Alfie Twitch rubs his wrists, sore from the plastic ties that had him strapped to the chair. He watches as Jess eyes the painting above his desk. With flick-knife still in hand, she approaches the scene of London at night and cuts a St Paul’s-shaped hole out of the canvas.
Grandad, slumped in his tatty armchair, turns slowly to face me as I walk in with Mum.
‘Is that my favourite Grandson?’ he says, his voice thin.
‘It’s your only Grandson.’

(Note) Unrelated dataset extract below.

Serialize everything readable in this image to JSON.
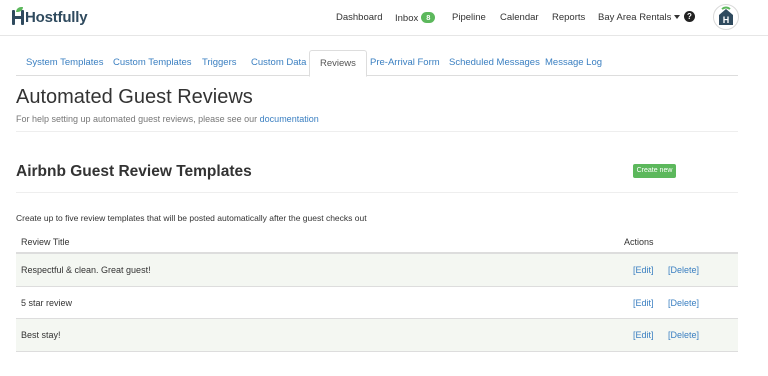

For once, the dog keeps quiet. The one time Percy is duty-bound to raise hell and he bottles it. Instead he sits, feet in perfect ballerina’s second position, next to the old woman’s cracked skull as it leaks blood onto the pavement.
The tube trundles woozily under the east end. Jonathan’s leg jiggles as he pours every thought into his phone screen, but the alcohol is making it difficult to focus.
Ignored by his father, Boyd plays truant and walks, for days upon days, until he can walk the streets of Cape Town blindfolded. He walks through the city, out to Green Point, Mouille Point and Three Anchor Bay.
Sam stares up at the giant letters above him, lit in neon. XLR8. He looks at the scrote who took his money, leaning back with a girl on his lap as he chews gum and waits for a man of about 60, with mutton-chop sideburns and tired, mean eyes, to pull down the safety bar.
Tonight I sleep in shallow waves, like telephone wires alongside a motorway, never quite letting go. I briefly dream of Evie and then wake with a start as Norris starts hurling abuse at an arguing couple one aisle down.